Shadow and Bone is an engrossing dark fantasy, full of adventure and twists, people who disappoint and people who surprise, and of course, at the heart of it all, is magic. The story continues in Siege and Storm, and the final book is Ruin and Rising. Leigh Bardugo just came out with another book that takes place in one of Ravka’s neighboring lands, called Six of Crows. It takes a lot to stand out as a YA series these days, but the Grisha trilogy does it.

Gabriele Boland is an aspiring grown-up. She enjoys pretending she’s in a Disney movie, letting her dork flag fly, and writing stories that will never see the light of day. The other ramblings of her mind can be found at her website.

Review: Underwater by Marisa Reichardt

underwater Morgan wasn’t always this way.

Morgan used to be tan, and in shape, and popular. She used to swim on her school’s swim team and spend weekends at parties with friends. She thrived in the water and she thrived in the sun.

Now Morgan refuses to leave the small California apartment she shares with her mother and younger brother. She spends most of her time on the couch. She finds comfort in grilled cheese and tomato soup. She takes high school classes online. She needs to see a therapist, but she won’t leave the safety of her living room; her appointments take place there instead of in an office.

When a new boy moves next door, Morgan longs to step back into the sunlight, but she knows the path back to “normalcy” will be painful, if it’s possible at all.

I haven’t seen post-traumatic stress disorder addressed in a lot of young adult novels, and Reichardt handles it very well in Underwater. Morgan is suffering after a catastrophe shakes her world, and readers follow along as she faces grief, guilt, anxiety, and fear.

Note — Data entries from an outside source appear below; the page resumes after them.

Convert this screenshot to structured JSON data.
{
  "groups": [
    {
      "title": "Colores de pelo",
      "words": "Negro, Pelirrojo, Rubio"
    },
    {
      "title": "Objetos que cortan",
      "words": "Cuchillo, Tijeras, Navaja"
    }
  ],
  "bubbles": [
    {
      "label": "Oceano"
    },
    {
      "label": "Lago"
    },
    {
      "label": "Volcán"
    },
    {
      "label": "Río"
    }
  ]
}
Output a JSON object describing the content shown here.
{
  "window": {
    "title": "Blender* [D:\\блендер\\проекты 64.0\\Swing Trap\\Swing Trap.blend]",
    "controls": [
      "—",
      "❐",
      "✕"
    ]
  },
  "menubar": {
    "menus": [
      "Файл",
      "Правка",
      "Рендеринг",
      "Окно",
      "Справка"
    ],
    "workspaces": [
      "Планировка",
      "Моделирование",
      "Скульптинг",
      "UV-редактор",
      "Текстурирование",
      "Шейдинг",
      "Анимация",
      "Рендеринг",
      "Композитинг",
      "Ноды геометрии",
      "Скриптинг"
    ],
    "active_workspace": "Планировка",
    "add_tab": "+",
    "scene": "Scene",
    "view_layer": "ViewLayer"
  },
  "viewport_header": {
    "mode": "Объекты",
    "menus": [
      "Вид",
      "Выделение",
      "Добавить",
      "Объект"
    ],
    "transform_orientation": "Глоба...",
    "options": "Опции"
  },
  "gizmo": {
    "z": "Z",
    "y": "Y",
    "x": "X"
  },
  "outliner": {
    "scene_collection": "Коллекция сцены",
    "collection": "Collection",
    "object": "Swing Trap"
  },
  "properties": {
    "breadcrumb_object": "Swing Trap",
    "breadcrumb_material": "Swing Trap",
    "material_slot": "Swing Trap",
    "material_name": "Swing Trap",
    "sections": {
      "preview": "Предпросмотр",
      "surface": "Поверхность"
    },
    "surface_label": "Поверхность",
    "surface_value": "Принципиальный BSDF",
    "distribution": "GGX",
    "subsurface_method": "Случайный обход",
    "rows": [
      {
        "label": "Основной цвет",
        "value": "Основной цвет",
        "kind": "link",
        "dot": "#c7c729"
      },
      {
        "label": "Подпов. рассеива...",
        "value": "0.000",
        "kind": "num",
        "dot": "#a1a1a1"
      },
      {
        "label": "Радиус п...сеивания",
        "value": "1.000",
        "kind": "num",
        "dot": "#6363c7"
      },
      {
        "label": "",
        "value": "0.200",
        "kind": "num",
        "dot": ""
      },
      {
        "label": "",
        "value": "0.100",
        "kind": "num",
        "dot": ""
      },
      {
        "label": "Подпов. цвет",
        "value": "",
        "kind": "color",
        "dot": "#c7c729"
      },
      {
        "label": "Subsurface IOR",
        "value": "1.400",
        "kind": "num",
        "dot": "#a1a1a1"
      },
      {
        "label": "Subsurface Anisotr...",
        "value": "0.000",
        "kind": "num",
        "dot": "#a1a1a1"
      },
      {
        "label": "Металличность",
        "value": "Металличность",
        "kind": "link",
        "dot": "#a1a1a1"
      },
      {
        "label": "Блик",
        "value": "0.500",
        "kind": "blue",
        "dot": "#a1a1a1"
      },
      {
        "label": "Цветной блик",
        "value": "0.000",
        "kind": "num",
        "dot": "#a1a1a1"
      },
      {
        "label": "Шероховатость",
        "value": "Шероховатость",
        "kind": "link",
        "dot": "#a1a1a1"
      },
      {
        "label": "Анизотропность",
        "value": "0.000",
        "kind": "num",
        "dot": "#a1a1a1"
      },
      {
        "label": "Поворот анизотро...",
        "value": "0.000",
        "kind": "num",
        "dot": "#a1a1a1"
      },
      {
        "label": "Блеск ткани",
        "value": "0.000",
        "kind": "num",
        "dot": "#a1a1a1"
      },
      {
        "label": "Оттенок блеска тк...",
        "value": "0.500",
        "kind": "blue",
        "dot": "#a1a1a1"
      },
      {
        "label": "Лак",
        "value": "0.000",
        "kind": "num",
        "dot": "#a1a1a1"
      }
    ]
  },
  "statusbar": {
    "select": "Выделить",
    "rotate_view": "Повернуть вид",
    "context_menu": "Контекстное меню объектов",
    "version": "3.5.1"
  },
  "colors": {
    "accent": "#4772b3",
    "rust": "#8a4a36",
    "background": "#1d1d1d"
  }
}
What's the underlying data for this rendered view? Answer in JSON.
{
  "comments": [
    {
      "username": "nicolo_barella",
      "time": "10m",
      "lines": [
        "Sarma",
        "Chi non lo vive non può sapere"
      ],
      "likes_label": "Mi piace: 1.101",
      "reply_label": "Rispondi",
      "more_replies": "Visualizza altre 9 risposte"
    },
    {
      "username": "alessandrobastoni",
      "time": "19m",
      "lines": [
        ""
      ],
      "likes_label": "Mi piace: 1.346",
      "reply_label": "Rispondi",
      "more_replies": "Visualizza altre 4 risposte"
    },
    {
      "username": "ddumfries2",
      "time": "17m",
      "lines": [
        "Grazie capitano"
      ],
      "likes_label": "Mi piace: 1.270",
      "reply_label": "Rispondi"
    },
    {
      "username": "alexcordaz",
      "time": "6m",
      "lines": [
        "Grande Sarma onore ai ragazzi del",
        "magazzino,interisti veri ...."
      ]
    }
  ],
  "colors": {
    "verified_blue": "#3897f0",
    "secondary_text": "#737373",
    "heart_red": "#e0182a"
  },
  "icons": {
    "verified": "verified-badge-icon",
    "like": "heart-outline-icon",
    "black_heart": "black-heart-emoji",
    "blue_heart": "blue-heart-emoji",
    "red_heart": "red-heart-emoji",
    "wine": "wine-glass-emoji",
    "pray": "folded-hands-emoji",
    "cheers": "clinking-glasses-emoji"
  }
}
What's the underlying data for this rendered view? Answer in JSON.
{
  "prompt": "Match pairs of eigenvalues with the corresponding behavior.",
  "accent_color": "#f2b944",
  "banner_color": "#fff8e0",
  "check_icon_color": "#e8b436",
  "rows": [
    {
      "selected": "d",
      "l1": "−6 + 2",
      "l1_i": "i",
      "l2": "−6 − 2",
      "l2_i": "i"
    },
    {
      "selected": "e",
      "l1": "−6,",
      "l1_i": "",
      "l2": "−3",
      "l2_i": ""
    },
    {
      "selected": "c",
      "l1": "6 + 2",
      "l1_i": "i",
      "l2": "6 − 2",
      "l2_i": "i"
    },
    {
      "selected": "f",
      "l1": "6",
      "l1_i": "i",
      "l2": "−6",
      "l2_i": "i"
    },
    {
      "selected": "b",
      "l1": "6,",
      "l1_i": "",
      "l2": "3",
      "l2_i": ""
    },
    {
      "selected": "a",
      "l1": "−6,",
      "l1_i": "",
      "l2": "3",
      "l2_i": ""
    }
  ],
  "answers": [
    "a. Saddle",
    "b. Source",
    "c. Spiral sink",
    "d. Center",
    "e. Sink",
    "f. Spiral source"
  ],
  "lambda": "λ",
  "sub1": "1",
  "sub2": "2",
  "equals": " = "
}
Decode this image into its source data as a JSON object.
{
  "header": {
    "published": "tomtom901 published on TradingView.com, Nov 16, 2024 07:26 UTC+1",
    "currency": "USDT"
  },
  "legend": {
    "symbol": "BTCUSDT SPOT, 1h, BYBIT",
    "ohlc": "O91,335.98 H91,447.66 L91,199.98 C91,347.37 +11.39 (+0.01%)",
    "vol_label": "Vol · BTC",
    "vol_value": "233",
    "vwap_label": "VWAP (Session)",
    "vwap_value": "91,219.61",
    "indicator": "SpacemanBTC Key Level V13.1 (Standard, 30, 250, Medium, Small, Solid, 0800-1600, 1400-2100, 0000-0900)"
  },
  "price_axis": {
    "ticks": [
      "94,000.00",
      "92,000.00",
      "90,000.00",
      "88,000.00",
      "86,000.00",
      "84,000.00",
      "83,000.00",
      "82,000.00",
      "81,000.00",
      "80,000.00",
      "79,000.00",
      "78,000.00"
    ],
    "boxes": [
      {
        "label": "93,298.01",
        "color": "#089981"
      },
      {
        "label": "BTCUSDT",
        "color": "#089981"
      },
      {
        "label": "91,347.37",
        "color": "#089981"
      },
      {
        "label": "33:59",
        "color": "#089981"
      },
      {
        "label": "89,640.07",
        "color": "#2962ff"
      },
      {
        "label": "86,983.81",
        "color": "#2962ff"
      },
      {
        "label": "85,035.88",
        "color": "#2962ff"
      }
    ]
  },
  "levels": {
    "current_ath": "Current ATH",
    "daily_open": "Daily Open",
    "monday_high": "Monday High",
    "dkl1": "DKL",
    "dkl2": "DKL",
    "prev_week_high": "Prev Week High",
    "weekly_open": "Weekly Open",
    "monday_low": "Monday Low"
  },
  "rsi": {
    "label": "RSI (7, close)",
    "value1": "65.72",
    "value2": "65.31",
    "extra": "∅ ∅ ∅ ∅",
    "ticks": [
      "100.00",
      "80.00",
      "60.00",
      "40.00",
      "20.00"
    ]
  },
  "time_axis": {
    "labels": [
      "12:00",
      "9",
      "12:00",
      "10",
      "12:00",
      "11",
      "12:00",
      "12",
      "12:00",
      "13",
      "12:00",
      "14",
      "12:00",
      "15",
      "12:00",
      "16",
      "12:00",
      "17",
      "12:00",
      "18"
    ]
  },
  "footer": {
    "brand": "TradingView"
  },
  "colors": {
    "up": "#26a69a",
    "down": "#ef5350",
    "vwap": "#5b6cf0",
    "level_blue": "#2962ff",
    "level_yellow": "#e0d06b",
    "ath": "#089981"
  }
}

The tragedy and themes addressed in this debut are unfortunately very timely, and I think this book can start a lot of important discussions in the classroom or at home.

Underwater by Marisa Reichardt is a powerful, touching debut that is set to release on January 12th by FSG. It’s a book that had me holding my breath for moments at a time. I couldn’t put my Kindle down, and I’ve been thinking of it ever since I finished reading a few weeks ago. Make Underwater one of your first book purchases for 2016; I have a feeling this is a title you’re going to be hearing about quite a bit.

Danielle Villano is the editor of BiblioSmiles, and she is really glad you’re here. Learn more on the About page.  Tweet @daniellevillano.